There’s nothing worse than being landed with a blocked toilet, especially when you are in a hurry. If you ignore it or pass the buck, you could wind up with a flooded bathroom floor.
That’s why we are sure that these quick and fuss-free hacks are just what you need.
Having a game plan for tackling a blocked toilet could potentially save you hundreds of dollars in plumbers fees and perhaps some embarrassment over the course of a lifetime.
These seven quick tactics for dealing with a clogged toilet don’t require fancy products or plungers, relying on basics you are likely to have to hand.
Anyway, we know you are in a hurry so let’s get on with delivering the low-down on how to unblock your lavatory and get your washroom back to its best.
Get a dollar store bucket and keep it on hand to fill with warm water and pour at height into your toilet. The pressure of an increased volume of water may be just what you need to give the blockage that needed shift.
If your lavatory is slow draining you are likely to have success. When you are done it is worth keeping that bucket to give a weak flush the extra bit of oomph your solids may need!
Solids can be effectively broken down by the action of bleach. For this method to work, the bleach has to be thick, and you need to give it time to work.
Obviously, bleach vapors are noxious so make sure that you have plenty of ventilation when using it. If it is successful, the level of the blockage should fall. You can flush or pour a bucket of water down to finish the job.
If you prefer a chemical-lite approach to unclog your toilet, salt and bicarb work a treat. Simply add around 250 grams of salt and bicarb to the toilet bowl, leave for a couple of hours and then add hot water to flush.
You may want to use the salt and bicarb combo on your drains too.

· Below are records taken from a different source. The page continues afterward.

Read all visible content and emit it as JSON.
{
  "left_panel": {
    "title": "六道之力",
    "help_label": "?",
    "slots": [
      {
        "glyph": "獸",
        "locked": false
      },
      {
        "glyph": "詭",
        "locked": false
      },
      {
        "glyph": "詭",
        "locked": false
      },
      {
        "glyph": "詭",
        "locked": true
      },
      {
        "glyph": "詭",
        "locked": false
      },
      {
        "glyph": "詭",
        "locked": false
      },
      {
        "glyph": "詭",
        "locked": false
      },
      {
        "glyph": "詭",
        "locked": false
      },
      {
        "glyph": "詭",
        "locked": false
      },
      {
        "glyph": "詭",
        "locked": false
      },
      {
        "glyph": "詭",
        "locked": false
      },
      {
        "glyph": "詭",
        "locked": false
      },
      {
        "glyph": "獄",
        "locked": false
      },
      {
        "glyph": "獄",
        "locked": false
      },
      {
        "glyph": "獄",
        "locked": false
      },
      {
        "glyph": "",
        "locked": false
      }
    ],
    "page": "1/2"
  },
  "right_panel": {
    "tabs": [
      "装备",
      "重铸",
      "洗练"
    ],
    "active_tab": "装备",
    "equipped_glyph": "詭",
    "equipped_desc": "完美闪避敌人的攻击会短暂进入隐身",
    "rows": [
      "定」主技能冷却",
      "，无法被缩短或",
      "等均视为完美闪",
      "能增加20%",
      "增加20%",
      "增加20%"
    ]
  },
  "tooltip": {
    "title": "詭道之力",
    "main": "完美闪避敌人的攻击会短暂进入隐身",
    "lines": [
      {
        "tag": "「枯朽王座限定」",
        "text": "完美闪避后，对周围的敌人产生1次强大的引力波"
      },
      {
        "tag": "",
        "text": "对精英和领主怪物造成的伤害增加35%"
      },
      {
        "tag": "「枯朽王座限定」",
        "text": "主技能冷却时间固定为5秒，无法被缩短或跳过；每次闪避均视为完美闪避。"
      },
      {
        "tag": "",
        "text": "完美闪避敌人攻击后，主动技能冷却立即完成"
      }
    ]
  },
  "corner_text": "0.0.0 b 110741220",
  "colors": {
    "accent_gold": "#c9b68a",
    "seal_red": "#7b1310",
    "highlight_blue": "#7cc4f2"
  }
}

Dawn dish soap is a surprisingly versatile product, and it really gets into gear if you are dealing with a toilet blockage. It must be something to do with the surface tension or physics of your solid mass, but we have had success time and time again by putting this down liberally, waiting then giving a good flush.
The best thing about this hack is it will leave your bowl squeaky clean and smelling great too!
This is a tried and trusted method, but you need to be careful as hot water can crack pipes, especially in chilly weather. Use hot water alongside any of the previously mentioned techniques.
A bit of agitation is sometimes all that is needed for getting to grips with a recently blocked toilet. Use the brush with a similar plunging action as you would with a plunger.
If you are left with a mucky brush clean it off with repeated flushing and let others know where it has been. You can also keep some dollar store brushes on hand that can be discarded as soon as you're done.
If your first response is “Ewwww!”, then this is not for you, friend. But if you don’t want the expense of a plumber and you are pressed for time, getting on some gloves and removing or macerating an obvious blockage will probably do the job.
Be careful doing this if you have put bleach or caustic substances down there, goggle-up and wash thoroughly after the job is done.
Until the next time, keep blockages at bay by going easy on the toilet roll and making sure everyone abstains from flushing items like wet wipes, diapers, and sanitary products.